146
146

PROPERTY FROM THE COLLECTION OF SHIRLEY HAZZARD AND FRANCIS STEEGMULLER

Georges Braque
PICHET ET FRUITS 
Estimate
250,000350,000
LOT SOLD. 492,500 USD
JUMP TO LOT
146

PROPERTY FROM THE COLLECTION OF SHIRLEY HAZZARD AND FRANCIS STEEGMULLER

Georges Braque
PICHET ET FRUITS 
Estimate
250,000350,000
LOT SOLD. 492,500 USD
JUMP TO LOT

Details & Cataloguing

Impressionist & Modern Art Day Sale

|
New York

Georges Braque
1882 - 1963
PICHET ET FRUITS 
Signed G Braque (lower right)
Oil on canvas
9 3/8 by 13 in.
23.8 by 33 cm
Painted circa 1935.
Read Condition Report Read Condition Report

Provenance

Galerie Zak, Paris
Acquired from the above by 1963

Exhibited

New York, Paul Rosenberg & Co., Georges Braque, 1882-1963, An American Tribute: The Thirties, 1964, no. 4, illustrated in the catalogue (titled Still life with glass and fruit)

Literature

Douglas Cooper Papers, 1900-1985, Getty Research Institute, Los Angeles, accession no. 860161

Catalogue Note

Francis Steegmuller met Georges Braque in June 1961 while working on the biography Apollinaire: Poet Among the Painters, published in 1963. He wrote to Douglas Cooper on June 14, 1961: "I saw Braque in Paris. He was courteous and told me what I had hoped he would about Apollinaire. I told him about the hit you made at Bryn Mawr and he seemed quite amused. He obviously esteems you highly"(Douglas Cooper Papers, op. cit., accession no. 860161).
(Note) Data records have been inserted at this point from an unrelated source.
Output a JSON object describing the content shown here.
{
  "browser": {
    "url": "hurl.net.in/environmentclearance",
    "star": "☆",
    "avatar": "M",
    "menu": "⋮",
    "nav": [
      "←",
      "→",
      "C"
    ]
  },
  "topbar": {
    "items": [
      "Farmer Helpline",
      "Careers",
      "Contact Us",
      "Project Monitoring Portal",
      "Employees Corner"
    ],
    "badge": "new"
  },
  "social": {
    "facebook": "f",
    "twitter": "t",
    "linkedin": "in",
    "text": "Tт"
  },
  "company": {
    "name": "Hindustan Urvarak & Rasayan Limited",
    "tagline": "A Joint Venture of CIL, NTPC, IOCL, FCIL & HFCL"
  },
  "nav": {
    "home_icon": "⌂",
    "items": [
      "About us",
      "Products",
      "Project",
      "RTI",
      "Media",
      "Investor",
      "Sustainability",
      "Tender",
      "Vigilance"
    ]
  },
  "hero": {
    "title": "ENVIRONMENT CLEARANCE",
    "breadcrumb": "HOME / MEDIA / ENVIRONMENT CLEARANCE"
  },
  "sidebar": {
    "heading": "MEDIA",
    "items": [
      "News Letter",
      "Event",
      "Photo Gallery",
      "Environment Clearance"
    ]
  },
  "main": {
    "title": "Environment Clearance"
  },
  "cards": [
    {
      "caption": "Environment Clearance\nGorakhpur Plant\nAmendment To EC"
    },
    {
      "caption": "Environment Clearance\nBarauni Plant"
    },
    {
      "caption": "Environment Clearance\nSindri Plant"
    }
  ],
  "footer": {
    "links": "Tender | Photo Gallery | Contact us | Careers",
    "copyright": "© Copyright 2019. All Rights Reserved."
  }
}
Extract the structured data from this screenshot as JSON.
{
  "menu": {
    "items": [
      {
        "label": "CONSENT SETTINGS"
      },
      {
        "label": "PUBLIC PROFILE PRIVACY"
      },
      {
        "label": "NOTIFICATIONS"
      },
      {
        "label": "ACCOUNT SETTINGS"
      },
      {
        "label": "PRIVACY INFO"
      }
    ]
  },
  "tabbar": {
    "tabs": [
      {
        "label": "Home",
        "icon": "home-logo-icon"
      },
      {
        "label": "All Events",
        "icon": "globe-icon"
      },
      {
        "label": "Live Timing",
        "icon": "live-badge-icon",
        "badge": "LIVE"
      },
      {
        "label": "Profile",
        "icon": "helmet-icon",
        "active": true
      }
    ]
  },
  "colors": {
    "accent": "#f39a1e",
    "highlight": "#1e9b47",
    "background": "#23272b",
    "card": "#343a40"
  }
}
Painted in the mid-1930s, Pichet et fruits shows Braque’s continuing fascination with the genre that dominated his work from the Cubist period onward. A series of finely composed still lifes from this important decade served as a vessel for his formal and pictorial exploration. The same pedestal tables, tablecloths, fruit bowls and jugs frequently reappear within the series, observed from new angles and in fresh permutations. In the present work the "transparent" aesthetic that would define Braque's work in the 1930s is well demonstrated. Elements of the composition overlap with varying degrees of transparency, creating an illusion of recession and depth. The dimensionality of the picture is further enhanced by Braque's choice of color. He limits his palette in a manner that focuses the eye on the piece of fruit and the pitcher at the center of the canvas. The egg and dart pattern along the periphery in turn serves to flatten the pictorial plane. Braque is seen employing the methods of synthetic Cubism, but notably using paint rather than collage to draw the eye to the surface of the canvas.

As described by Jean Leymarie, “Braque abandons naturalistic depiction and the sensitive painterly element so as to make visible the picture’s structure, its framework, which is no longer restricted to the narrowly delimited pictorial plane but reaches far into space” (Jean Leymarie, Georges Braque (exhibition catalogue), Solomon R. Guggenheim Museum, New York, 1988, p. 27).

Impressionist & Modern Art Day Sale

|
New York